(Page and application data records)
-=-=-=-=-

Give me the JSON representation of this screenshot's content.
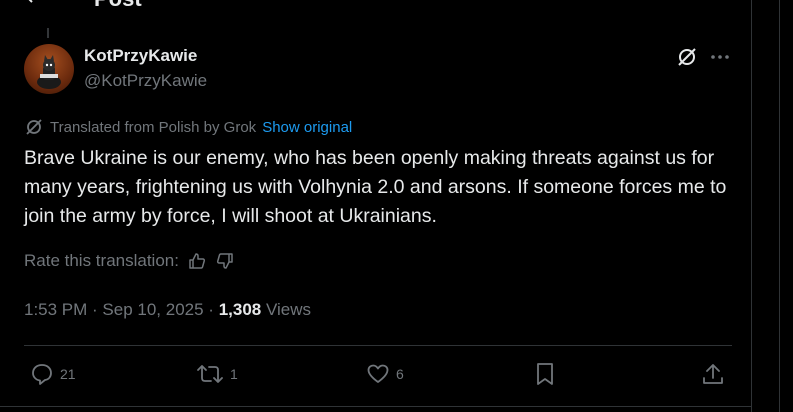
{
  "header": {
    "title": "Post"
  },
  "author": {
    "name": "KotPrzyKawie",
    "handle": "@KotPrzyKawie"
  },
  "translation": {
    "label": "Translated from Polish by Grok",
    "show_original": "Show original"
  },
  "tweet": {
    "text": "Brave Ukraine is our enemy, who has been openly making threats against us for many years, frightening us with Volhynia 2.0 and arsons. If someone forces me to join the army by force, I will shoot at Ukrainians."
  },
  "rate": {
    "label": "Rate this translation:"
  },
  "meta": {
    "time": "1:53 PM",
    "sep1": " · ",
    "date": "Sep 10, 2025",
    "sep2": " · ",
    "views_count": "1,308",
    "views_label": " Views"
  },
  "actions": {
    "replies": "21",
    "reposts": "1",
    "likes": "6"
  },
  "colors": {
    "accent": "#1d9bf0",
    "muted": "#71767b",
    "text": "#e7e9ea",
    "background": "#000000"
  }
}
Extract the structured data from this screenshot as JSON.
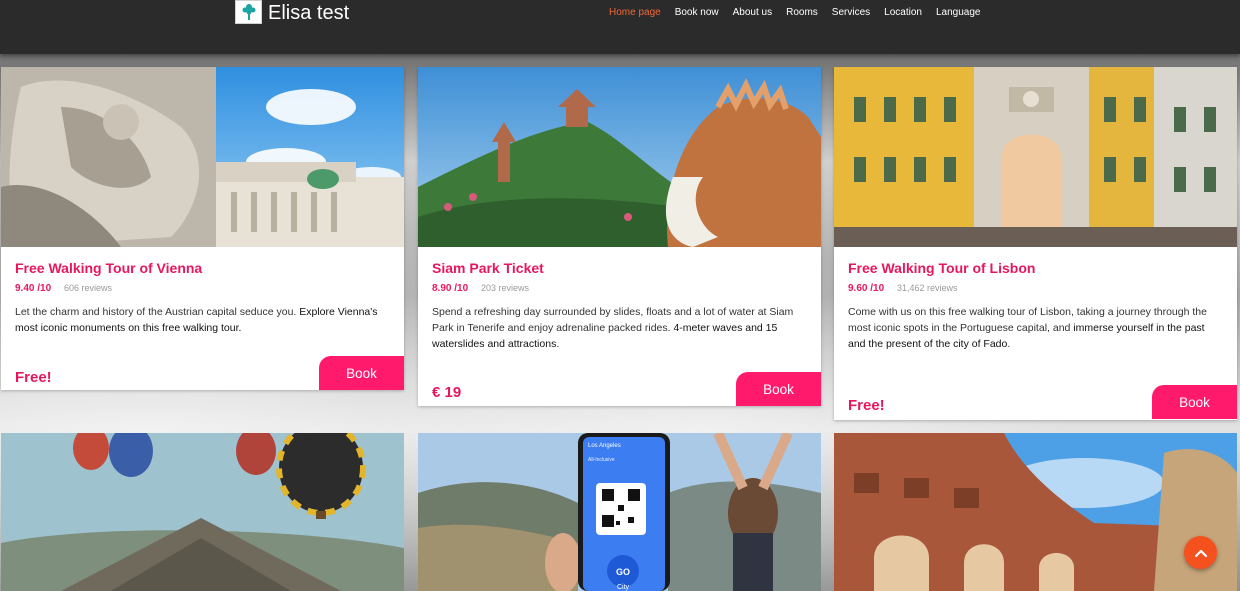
{
  "site": {
    "name": "Elisa test",
    "logo_icon": "brand-flower-logo-icon",
    "accent_color": "#ff1a6c",
    "title_color": "#e8175d",
    "nav_active_color": "#f26836"
  },
  "nav": {
    "items": [
      {
        "label": "Home page",
        "active": true
      },
      {
        "label": "Book now",
        "active": false
      },
      {
        "label": "About us",
        "active": false
      },
      {
        "label": "Rooms",
        "active": false
      },
      {
        "label": "Services",
        "active": false
      },
      {
        "label": "Location",
        "active": false
      },
      {
        "label": "Language",
        "active": false
      }
    ]
  },
  "cards": [
    {
      "title": "Free Walking Tour of Vienna",
      "rating": "9.40 /10",
      "reviews": "606 reviews",
      "desc_plain": "Let the charm and history of the Austrian capital seduce you. ",
      "desc_highlight": "Explore Vienna's most iconic monuments on this free walking tour.",
      "desc_tail": "",
      "price": "Free!",
      "book_label": "Book",
      "image_icon": "vienna-statue-palace-image"
    },
    {
      "title": "Siam Park Ticket",
      "rating": "8.90 /10",
      "reviews": "203 reviews",
      "desc_plain": "Spend a refreshing day surrounded by slides, floats and a lot of water at Siam Park in Tenerife and enjoy adrenaline packed rides. ",
      "desc_highlight": "4-meter waves and 15 waterslides and attractions",
      "desc_tail": ".",
      "price": "€ 19",
      "book_label": "Book",
      "image_icon": "siam-park-dragon-image"
    },
    {
      "title": "Free Walking Tour of Lisbon",
      "rating": "9.60 /10",
      "reviews": "31,462 reviews",
      "desc_plain": "Come with us on this free walking tour of Lisbon, taking a journey through the most iconic spots in the Portuguese capital, and ",
      "desc_highlight": "immerse yourself in the past and the present of the city of Fado",
      "desc_tail": ".",
      "price": "Free!",
      "book_label": "Book",
      "image_icon": "lisbon-arch-street-image"
    }
  ],
  "bottom_cards": [
    {
      "image_icon": "teotihuacan-balloons-image"
    },
    {
      "image_icon": "los-angeles-go-city-pass-image",
      "pass_city": "Los Angeles",
      "pass_type": "All-Inclusive",
      "pass_brand": "GO",
      "pass_brand_sub": "City"
    },
    {
      "image_icon": "colosseum-rome-image"
    }
  ],
  "scroll_top_icon": "chevron-up-icon"
}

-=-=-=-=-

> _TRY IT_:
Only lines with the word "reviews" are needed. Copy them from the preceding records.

> _SOLVED EXERCISE_:
      "reviews": "606 reviews",
      "reviews": "203 reviews",
      "reviews": "31,462 reviews",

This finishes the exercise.